Write out the data word for word and omit every picture.

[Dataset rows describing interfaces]
________________________________________

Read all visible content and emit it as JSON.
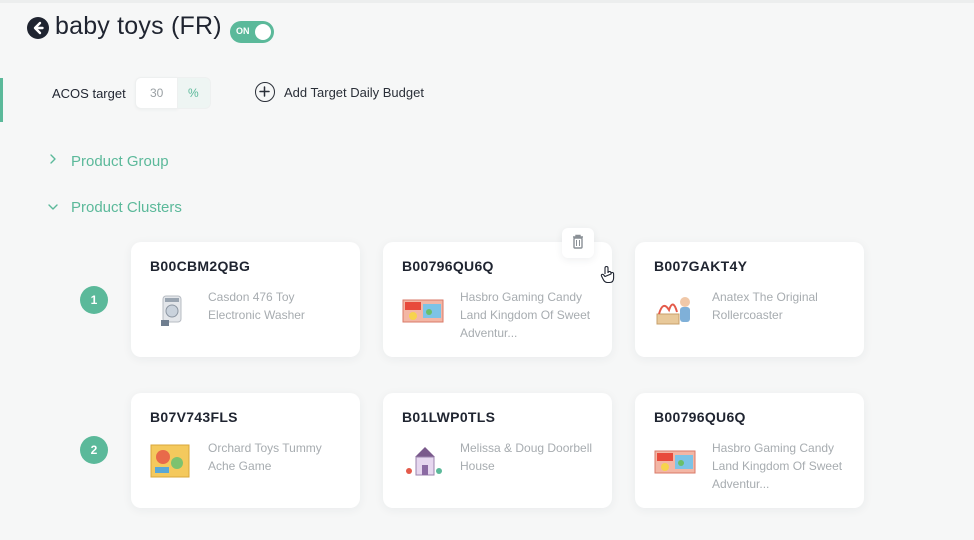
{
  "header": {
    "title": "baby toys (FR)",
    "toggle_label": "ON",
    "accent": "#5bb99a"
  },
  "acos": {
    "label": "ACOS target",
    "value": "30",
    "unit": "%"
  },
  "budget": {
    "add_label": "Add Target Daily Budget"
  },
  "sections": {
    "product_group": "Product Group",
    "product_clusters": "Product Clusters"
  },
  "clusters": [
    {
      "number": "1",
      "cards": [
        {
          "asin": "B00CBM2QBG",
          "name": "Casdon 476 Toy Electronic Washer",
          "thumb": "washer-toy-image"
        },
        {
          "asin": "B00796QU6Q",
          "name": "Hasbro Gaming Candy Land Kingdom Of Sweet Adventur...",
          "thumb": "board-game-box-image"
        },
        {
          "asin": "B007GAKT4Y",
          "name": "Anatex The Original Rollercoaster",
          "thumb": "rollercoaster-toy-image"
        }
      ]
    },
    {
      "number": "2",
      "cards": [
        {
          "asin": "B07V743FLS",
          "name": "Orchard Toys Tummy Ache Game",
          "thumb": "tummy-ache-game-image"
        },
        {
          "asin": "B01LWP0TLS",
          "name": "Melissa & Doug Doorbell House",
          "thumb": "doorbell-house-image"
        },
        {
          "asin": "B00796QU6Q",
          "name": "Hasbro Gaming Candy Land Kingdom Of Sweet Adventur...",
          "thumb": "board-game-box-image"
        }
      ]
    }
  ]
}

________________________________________

§ COMPLETED EXERCISE
Read all visible content and emit it as JSON.
{
  "header": {
    "title": "baby toys (FR)",
    "toggle_label": "ON",
    "accent": "#5bb99a"
  },
  "acos": {
    "label": "ACOS target",
    "value": "30",
    "unit": "%"
  },
  "budget": {
    "add_label": "Add Target Daily Budget"
  },
  "sections": {
    "product_group": "Product Group",
    "product_clusters": "Product Clusters"
  },
  "clusters": [
    {
      "number": "1",
      "cards": [
        {
          "asin": "B00CBM2QBG",
          "name": "Casdon 476 Toy Electronic Washer",
          "thumb": "washer-toy-image"
        },
        {
          "asin": "B00796QU6Q",
          "name": "Hasbro Gaming Candy Land Kingdom Of Sweet Adventur...",
          "thumb": "board-game-box-image"
        },
        {
          "asin": "B007GAKT4Y",
          "name": "Anatex The Original Rollercoaster",
          "thumb": "rollercoaster-toy-image"
        }
      ]
    },
    {
      "number": "2",
      "cards": [
        {
          "asin": "B07V743FLS",
          "name": "Orchard Toys Tummy Ache Game",
          "thumb": "tummy-ache-game-image"
        },
        {
          "asin": "B01LWP0TLS",
          "name": "Melissa & Doug Doorbell House",
          "thumb": "doorbell-house-image"
        },
        {
          "asin": "B00796QU6Q",
          "name": "Hasbro Gaming Candy Land Kingdom Of Sweet Adventur...",
          "thumb": "board-game-box-image"
        }
      ]
    }
  ]
}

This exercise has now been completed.